There is such a buzz about taking care of the earth. Recycle, carbon foot print, etc. Here we read that the earth will rest when wickedness it gone. I guess if people were really concerned about the state of the earth, they'd not only recycle, but repent as well. (Can you see that on a bumper sticker? lol)
The rest of the chapter is pretty depressing. . . which begs the question: if it's depressing (and sometimes not) why do we have so many of the old prophecies on our scriptures?
I taught the New Testament this past school year and have come across something really cool: In the first four chapters of Matthew, Mathew mentions NINE times that what is happening is a direct fulfillment of prophecy. Nine times.
It lends credence to the reality that God's plan is an eternal plan, orchestrated from the beginning of time.
But- here's my question to you: Are we, just regular disciples, capable of having the spirit of prophecy Nephi speaks of here? I mean, I know we can have the spirit of personal revelation in our studies, and in that way learn. But, specifically speaking to the 'spirit of prophecy' in verse four, do you think Nephi is saying that prophets understand Isaiah's words completely, but everyone else needs help?
I will echo the words of Nephi at the end of verse four: I too, delight in plainness! The simplicity of the gospel is beautiful!
I love how the Nephi refers to the restoration of the gospel as a marvelous work. When you look at God's plan in its entirety, you understand the joy that this must bring to the heavens and to men. This is the only time in all of earthly history where the gospel will not be taken from the earth again.
All of the keys are here. Temple work is being done for the dead. Missionary work is being done for the living. Miracles, revelation, scriptures, gifts of the Spirit . . . all are here to stay.
All of this is happening, as Nephi states in vv 16 and 18, so that ALL men can be convinced of the true Messiah and His Atonement. Not just the living, but the dead as well.
We certainly do live in exciting times!
Nephi's testimony is sweet : I say unto you, that as these things are true, and as the Lord God liveth, there is none other heaven save it be this Jesus Christ, of which I have spoken, whereby men can be saved.
You can't get much plainer than that.
V. 24: Nephi tells us to do two things: Believe in God and be reconciled with Him. It isn't enough to just believe in Him, we must align our will to His, and DO what He wants us to do.
He speaks to this in verses 29 and 30, that we must worship Him with all our might, mind and strength, and our whole soul. And beyond that. we must keep the performances and ordinances of God. It is believing and doing.
And of course, we love verse 26...for me I love that the rejoicing in Christ comes with the talking and preaching of Him. That is where I find some of my greatest joy.
V. 28: THE RIGHT WAY IS TO BELIEVE IN CHRIST.
For some reason, verse 16 struck me... and their speech shall be low out of the dust, and their voices shall be as one that hath a familiar spirit...

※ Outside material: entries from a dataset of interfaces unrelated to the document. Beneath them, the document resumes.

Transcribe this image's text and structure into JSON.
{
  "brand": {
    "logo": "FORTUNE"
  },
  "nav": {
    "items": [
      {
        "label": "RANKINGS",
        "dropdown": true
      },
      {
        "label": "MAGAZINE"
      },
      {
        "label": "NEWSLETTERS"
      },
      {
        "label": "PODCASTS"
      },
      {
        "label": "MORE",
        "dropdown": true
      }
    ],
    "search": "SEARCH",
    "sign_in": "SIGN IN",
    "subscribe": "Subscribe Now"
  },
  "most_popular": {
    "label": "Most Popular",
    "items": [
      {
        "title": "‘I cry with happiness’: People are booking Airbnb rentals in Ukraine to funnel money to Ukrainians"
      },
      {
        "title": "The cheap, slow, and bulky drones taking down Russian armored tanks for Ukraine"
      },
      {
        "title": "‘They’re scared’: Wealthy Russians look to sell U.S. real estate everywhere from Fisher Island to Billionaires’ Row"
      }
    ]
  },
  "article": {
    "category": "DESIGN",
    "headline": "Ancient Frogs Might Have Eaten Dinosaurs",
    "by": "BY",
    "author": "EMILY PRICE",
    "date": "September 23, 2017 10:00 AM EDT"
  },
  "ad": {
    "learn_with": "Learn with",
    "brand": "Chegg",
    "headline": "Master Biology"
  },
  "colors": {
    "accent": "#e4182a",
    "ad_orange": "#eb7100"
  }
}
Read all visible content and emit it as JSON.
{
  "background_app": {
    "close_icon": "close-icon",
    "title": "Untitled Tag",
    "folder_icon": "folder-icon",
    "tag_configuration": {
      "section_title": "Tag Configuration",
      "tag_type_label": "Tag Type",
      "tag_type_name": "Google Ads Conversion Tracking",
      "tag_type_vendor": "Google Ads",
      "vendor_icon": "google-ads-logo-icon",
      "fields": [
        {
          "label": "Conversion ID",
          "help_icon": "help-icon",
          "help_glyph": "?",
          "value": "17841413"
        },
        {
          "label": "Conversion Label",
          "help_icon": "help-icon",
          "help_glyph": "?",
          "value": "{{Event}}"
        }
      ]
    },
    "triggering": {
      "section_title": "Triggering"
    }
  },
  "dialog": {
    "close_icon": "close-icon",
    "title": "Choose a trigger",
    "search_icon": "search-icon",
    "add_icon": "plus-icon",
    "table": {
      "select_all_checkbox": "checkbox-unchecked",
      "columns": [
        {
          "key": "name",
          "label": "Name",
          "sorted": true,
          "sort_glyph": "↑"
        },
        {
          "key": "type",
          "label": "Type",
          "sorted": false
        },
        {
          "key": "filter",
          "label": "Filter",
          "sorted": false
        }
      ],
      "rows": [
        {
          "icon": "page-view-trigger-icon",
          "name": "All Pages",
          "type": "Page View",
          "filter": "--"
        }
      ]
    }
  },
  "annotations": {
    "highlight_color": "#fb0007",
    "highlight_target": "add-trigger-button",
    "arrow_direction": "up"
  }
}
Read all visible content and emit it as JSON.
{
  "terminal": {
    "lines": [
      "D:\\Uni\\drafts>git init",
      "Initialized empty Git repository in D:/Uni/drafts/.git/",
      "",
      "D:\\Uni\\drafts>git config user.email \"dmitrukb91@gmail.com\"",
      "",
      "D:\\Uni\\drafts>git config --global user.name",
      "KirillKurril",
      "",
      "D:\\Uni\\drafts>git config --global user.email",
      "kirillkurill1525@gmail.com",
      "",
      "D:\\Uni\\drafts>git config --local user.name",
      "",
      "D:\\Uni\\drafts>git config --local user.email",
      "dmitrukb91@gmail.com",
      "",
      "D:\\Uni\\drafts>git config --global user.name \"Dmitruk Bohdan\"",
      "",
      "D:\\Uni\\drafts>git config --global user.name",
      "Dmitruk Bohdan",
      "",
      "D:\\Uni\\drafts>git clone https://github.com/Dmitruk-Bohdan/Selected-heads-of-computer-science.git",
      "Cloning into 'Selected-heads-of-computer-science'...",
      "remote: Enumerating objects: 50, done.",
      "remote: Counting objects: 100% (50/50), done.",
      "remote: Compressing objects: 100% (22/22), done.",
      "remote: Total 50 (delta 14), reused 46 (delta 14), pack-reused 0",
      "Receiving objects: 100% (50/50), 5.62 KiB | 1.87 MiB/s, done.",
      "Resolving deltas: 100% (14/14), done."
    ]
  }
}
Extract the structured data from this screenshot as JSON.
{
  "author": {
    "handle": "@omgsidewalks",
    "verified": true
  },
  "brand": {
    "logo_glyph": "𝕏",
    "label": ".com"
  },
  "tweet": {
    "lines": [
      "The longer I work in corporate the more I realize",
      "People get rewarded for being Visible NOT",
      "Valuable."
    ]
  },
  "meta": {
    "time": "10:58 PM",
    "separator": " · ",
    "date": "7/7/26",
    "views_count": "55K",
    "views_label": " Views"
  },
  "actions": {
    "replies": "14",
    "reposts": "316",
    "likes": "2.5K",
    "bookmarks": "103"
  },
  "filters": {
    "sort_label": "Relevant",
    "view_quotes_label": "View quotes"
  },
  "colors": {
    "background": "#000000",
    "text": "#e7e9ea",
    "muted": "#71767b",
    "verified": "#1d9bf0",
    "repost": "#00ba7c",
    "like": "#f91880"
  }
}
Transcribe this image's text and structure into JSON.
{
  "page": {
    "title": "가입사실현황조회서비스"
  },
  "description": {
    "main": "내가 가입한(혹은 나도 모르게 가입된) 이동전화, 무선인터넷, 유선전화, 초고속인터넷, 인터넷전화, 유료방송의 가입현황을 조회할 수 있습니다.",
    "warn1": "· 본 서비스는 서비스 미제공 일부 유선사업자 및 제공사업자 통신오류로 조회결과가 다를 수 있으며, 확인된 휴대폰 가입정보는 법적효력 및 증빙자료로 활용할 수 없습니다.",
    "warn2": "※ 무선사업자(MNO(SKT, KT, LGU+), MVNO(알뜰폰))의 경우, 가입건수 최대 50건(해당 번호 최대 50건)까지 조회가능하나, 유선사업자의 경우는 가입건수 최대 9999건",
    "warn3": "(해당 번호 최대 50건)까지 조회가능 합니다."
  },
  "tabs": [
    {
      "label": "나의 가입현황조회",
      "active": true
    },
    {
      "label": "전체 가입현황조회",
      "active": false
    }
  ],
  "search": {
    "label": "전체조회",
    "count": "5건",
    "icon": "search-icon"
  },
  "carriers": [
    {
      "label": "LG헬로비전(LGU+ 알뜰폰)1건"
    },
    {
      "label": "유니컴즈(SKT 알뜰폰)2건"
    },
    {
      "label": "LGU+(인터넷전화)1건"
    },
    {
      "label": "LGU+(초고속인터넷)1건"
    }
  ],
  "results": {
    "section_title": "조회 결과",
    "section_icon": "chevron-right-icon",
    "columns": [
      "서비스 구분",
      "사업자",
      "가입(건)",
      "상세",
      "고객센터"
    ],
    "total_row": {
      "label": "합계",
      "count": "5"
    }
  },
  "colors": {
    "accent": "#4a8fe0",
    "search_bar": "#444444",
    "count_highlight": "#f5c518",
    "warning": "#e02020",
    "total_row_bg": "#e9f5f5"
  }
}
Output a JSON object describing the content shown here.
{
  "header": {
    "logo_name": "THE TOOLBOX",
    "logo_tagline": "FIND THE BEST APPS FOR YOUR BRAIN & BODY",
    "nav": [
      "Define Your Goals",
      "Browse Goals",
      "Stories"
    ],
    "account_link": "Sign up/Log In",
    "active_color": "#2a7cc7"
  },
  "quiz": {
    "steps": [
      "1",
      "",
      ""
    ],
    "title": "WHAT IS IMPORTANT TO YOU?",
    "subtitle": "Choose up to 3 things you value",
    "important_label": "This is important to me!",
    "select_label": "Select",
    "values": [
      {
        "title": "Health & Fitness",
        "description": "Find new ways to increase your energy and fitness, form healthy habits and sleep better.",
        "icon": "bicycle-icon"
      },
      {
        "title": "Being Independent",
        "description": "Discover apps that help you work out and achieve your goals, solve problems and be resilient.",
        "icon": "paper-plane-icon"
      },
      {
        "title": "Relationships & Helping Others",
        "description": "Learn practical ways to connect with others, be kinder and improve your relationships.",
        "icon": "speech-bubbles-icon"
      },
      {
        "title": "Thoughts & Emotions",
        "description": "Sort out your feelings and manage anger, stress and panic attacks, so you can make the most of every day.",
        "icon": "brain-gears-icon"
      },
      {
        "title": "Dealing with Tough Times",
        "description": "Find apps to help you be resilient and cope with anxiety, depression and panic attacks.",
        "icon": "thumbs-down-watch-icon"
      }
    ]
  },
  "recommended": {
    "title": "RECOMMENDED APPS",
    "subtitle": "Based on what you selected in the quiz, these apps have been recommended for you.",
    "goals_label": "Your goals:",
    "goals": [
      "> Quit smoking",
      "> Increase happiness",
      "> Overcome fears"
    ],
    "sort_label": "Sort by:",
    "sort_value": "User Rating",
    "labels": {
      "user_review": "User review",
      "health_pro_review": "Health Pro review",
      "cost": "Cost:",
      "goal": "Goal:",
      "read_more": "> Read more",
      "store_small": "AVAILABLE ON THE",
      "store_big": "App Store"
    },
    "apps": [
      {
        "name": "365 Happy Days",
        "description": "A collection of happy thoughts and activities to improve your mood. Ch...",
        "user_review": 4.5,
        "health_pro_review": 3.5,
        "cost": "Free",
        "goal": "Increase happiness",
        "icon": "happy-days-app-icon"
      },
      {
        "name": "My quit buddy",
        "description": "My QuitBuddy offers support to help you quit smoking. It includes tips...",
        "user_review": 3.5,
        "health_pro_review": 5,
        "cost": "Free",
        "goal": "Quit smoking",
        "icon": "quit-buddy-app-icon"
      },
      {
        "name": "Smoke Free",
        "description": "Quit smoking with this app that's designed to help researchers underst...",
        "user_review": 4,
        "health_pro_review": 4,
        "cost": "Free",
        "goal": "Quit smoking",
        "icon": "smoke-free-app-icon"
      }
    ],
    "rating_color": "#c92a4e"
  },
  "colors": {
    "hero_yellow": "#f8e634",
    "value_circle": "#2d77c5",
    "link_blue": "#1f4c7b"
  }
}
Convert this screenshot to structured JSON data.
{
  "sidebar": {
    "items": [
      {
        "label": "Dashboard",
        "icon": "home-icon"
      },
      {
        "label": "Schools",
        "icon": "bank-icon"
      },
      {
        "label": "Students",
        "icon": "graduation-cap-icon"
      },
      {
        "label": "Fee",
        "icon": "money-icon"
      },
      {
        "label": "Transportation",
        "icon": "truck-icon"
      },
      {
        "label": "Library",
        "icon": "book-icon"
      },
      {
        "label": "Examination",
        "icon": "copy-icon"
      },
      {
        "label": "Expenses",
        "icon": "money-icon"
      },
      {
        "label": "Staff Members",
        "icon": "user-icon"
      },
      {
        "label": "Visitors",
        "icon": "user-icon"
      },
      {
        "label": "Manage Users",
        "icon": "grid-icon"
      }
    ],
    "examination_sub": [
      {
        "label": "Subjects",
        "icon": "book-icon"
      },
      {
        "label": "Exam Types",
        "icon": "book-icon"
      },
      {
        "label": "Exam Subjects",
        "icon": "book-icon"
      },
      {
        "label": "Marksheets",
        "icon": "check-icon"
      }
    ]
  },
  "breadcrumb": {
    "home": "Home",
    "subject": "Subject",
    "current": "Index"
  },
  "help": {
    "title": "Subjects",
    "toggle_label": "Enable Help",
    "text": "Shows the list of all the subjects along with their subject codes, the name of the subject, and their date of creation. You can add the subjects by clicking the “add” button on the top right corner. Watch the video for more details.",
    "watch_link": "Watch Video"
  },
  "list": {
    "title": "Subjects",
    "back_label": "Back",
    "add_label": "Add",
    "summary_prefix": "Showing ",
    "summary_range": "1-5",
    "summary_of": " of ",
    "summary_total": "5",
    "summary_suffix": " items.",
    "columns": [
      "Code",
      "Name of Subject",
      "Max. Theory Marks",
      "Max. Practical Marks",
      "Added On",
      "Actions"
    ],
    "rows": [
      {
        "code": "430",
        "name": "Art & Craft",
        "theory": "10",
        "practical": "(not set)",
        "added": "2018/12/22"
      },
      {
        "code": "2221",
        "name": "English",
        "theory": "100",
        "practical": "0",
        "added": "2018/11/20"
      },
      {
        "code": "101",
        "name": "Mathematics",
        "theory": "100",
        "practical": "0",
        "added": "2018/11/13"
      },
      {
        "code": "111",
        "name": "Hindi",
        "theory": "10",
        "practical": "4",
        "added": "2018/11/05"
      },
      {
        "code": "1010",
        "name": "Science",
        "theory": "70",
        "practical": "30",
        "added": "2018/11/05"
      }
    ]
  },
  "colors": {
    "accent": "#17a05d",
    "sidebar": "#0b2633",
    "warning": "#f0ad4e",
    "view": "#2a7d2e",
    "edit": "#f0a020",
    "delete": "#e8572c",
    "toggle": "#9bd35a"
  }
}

It was the familiar spirit part that caught my attention. Why would the voices of those that lived so long be familiar to us now? I've got my own thoughts on this. I think one reason might be that we, as has been prophesied, are the noble and great ones. In some ways, the veil is a bit thinner for us. We feel the spirit and learn, yet at times we feel more like we are remembering something we've forgotten, rather than learning something new. I like this idea.
I also like the idea that the noble and great ones of today spent time with the noble and great ones from the scriptures in the time before we came here. We are educated and set apart to come to earth at this time. Doesn't it make sense that we would be taught much of what we are 'relearning' here and how? And perhaps even by the same people...
Mostly, though, I think it's familiar because the Holy Ghost makes it so. It rings true in our hearts. We feel it. It just makes sense.